In a letter sent Tuesday to Hagel, Rep. Buck McKeon, R-Calif., chairman of the House Armed Services committee, told Hagel that DOD civilians who are currently sitting at home are actually authorized to work by the new law.
“I believe the legislation provides you broad latitude and I encourage you to use it,” McKeon wrote. “The text does not limit the provision of pay to civilians who were previously categorized by the Administration as ‘excepted’ or ‘essential’ … Therefore, I strongly encourage you to use the authority Congress has given you to keep national security running, rather than keeping defense civilians at home when they are authorized to work.”
In another letter sent Monday to Hagel, Rep. Michael R. Turner, R-Ohio, said all furloughed employees at Wright-Patterson Air Force Base in his district provide support for the military, as specified in the new law, and thus should be allowed to work.
“The law is clear and provides the department as well as the United States Coast Guard with authority to immediately call its civilian employees back to work,” Turner wrote. The Coast Guard falls under the Department of Homeland Security.
Interestingly, House Republican leaders, including the Speaker, have been saying this all along.
House Speaker John Boehner, R-Ohio, issued a statement linking to McKeon’s letter, criticizing the Pentagon for “narrowly” interpreting the law so far “against congressional intent.” The headline of Boehner’s statement is “Despite Signing Pay Our Military Act, White House Using DoD Workers to Play Political Games.”
As one of those furloughed civilians, I’d be happy to go back to work sooner rather than later. Not only is getting a paycheck nice but it’s a career, not a job; studying and writing about national security policy is what I do, not just a means of paying the mortgage.
That said, I’m not crazy about the idea of keeping the government shut down while exempting piecemeal those employees doing jobs that people suddenly discover are actually pretty important. World War II vets can’t go see their memorial? Okay, let’s fund that. Kids with cancer can’t get treatment? Okay, let’s fund that. We shouldn’t fund the government based on which jobs can get the public’s attention soonest.
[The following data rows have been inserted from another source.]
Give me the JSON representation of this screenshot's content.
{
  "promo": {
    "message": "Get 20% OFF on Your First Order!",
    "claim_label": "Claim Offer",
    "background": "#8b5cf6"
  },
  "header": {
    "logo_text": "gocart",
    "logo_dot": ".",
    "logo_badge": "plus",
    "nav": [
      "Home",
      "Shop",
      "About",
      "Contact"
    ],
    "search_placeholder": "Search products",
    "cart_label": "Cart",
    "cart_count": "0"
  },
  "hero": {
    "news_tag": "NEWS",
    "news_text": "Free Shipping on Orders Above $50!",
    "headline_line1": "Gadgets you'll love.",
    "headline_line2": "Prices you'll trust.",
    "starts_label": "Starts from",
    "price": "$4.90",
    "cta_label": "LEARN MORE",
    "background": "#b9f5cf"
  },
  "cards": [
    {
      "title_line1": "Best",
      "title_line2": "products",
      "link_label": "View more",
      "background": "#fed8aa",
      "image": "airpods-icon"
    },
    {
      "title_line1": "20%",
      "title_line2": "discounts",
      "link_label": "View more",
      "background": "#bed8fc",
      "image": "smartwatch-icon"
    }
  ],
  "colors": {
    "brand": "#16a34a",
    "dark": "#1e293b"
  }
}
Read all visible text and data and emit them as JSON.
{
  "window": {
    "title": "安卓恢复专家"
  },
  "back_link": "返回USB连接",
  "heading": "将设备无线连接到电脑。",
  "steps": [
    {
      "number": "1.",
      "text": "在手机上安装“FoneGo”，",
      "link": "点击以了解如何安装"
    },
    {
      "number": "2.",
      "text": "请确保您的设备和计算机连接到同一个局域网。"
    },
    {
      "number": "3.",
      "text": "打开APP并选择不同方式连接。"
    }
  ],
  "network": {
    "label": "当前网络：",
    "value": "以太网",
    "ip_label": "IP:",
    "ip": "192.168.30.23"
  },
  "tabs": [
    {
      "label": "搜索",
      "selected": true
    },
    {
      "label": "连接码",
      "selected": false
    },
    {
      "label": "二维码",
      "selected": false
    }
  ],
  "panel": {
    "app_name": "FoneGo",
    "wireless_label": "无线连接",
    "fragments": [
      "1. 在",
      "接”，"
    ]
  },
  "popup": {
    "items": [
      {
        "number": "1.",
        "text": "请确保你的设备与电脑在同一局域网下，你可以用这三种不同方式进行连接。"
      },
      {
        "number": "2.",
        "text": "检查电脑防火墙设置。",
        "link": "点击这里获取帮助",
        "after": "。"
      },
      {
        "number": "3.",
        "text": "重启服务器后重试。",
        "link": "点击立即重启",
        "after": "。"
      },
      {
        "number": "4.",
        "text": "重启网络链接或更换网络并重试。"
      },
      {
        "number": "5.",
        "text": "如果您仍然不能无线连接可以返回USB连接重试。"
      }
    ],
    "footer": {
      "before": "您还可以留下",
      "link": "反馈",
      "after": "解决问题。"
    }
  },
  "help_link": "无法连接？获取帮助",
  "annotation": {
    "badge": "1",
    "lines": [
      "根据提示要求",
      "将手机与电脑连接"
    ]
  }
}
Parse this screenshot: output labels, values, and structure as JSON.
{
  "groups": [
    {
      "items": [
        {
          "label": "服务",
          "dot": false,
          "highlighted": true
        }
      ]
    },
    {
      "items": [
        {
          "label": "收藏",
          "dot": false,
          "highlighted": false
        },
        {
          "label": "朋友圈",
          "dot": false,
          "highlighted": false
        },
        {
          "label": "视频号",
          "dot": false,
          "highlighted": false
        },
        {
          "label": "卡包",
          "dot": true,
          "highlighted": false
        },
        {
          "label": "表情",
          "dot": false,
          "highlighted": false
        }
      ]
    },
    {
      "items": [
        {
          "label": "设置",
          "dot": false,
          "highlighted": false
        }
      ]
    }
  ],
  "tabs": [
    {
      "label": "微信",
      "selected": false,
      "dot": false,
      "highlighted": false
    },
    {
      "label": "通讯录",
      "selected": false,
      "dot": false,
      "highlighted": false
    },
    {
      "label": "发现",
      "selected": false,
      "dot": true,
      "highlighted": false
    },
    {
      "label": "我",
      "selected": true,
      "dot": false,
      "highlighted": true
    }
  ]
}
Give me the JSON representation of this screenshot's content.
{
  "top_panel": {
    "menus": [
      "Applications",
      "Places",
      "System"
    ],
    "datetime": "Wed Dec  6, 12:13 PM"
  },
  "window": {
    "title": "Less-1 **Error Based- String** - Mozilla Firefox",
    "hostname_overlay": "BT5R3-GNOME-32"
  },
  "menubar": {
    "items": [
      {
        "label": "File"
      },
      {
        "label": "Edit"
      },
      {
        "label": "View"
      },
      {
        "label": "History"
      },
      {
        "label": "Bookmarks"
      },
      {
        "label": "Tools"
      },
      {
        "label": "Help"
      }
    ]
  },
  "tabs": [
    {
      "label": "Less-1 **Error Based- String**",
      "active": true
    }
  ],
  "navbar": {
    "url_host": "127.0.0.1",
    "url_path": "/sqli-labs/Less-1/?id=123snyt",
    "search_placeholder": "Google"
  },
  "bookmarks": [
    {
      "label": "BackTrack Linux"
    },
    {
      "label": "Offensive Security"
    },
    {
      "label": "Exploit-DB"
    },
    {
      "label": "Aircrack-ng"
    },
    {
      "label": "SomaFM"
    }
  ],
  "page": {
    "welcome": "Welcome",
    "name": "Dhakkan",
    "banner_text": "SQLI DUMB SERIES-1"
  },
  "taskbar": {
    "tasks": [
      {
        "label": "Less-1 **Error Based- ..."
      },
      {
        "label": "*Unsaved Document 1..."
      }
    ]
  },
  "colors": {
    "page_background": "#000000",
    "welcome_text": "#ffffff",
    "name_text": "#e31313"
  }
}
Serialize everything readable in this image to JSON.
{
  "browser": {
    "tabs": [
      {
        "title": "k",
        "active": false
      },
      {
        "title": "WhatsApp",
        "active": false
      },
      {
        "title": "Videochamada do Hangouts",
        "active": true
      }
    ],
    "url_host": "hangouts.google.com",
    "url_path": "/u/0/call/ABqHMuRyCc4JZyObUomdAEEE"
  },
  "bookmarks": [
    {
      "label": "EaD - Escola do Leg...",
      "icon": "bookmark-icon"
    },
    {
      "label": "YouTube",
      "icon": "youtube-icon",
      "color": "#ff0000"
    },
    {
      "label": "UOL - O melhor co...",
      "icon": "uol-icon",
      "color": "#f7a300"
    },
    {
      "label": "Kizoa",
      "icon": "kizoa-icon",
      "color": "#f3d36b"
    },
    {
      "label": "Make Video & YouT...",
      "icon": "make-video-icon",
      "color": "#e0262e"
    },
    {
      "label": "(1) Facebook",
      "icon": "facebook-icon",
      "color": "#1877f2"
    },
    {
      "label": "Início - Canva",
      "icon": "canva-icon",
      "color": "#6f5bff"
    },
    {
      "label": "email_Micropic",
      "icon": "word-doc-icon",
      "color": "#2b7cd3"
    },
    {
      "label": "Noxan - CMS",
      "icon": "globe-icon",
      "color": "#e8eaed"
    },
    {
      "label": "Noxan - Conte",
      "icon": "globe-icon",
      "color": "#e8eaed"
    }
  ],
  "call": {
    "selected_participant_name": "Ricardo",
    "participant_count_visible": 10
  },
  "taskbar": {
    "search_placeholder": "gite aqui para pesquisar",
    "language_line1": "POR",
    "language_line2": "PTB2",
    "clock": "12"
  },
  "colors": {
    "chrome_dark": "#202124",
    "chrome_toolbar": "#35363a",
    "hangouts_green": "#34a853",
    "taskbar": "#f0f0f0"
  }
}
Some very important jobs operate under the public radar. Some provide crucial behind-the-scenes support to more visible agencies. Some do vital work whose impact isn’t felt for years or even decades but need to be done now to prevent very bad things happening then. Many of them are far more important to the country than museums, parks, and service academy football games.
Beyond that, while inartfully phrased, Harry Reid’s stance that the minority party should not get to “pick and choose what part of government’s going to be funded” is basically right.
Are there whole agencies and departments whose existence would no longer withstand rational scrutiny? Probably. Are there government workers who are lazy and worthless? Certainly. The taxpayer shouldn’t have to give up their hard-earned income to pay for them. But those decisions ought to be made through a clear-eyed review process, not under the gun of a needless shutdown of the whole system. Much less on the basis of which ones are best at getting the attention of the news media.